• _WHAT IS NEEDED_: Below are lines of data; count those that contain "Bibliotheek" and give the total alone.
** Opening SUPPLIED MATERIAL block **
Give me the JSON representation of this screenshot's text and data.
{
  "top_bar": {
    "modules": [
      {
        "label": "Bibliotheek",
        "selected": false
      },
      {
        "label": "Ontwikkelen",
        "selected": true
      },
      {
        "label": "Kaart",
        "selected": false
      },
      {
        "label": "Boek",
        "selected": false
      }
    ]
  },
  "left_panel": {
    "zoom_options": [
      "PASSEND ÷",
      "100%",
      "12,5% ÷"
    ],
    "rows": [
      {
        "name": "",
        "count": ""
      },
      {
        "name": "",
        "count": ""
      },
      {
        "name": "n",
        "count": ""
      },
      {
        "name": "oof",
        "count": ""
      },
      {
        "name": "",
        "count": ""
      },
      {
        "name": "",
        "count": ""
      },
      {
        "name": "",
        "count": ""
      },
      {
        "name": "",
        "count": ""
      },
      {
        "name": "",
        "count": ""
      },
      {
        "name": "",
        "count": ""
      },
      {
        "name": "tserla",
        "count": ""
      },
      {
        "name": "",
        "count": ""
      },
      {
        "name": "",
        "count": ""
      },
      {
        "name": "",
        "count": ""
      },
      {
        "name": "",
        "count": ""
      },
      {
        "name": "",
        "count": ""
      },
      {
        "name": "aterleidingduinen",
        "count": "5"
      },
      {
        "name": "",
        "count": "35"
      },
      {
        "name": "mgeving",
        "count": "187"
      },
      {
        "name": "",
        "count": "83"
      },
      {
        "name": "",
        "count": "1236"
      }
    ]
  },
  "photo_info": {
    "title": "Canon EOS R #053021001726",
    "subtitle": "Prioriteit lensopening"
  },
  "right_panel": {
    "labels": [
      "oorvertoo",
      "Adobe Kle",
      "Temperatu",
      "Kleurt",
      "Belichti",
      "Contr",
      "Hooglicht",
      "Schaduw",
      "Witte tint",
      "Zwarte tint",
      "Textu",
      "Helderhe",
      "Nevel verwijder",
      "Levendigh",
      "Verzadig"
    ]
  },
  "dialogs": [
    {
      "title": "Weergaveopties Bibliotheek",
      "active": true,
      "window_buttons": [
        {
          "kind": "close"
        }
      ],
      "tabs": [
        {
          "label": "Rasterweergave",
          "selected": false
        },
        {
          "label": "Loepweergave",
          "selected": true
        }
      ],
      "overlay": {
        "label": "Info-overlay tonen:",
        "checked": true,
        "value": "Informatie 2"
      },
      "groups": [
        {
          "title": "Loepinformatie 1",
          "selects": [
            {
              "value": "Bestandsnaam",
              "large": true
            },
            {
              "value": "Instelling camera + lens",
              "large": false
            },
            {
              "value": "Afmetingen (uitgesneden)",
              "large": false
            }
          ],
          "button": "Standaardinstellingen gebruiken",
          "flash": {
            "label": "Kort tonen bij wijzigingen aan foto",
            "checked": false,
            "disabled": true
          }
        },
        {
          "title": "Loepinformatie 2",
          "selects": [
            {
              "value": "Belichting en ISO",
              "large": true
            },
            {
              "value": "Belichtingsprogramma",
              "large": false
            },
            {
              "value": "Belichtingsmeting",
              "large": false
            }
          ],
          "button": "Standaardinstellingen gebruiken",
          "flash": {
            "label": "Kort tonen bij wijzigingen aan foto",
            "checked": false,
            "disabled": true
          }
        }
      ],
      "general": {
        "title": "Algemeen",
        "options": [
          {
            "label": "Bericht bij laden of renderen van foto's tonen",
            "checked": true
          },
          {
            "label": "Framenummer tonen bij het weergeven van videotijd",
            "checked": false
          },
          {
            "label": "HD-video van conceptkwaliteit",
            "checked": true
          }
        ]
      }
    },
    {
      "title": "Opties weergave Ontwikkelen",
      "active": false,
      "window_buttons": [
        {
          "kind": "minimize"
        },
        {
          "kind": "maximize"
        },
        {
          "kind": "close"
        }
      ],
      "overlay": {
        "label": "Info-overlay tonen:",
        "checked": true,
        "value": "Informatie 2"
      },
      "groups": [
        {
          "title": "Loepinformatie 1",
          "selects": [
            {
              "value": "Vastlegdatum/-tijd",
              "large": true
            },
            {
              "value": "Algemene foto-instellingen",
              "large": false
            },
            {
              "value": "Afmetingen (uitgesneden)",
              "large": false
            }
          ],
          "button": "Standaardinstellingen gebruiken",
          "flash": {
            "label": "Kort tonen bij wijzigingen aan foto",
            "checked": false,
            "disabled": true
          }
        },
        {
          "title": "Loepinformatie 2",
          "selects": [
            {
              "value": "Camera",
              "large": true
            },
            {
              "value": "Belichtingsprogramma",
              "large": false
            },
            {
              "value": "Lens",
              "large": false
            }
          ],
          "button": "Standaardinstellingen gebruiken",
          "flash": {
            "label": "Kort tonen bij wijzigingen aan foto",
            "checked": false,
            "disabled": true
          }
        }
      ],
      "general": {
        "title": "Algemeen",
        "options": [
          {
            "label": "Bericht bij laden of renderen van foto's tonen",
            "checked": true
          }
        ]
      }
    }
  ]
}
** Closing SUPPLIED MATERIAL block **
• _TASK OUTPUT_: 2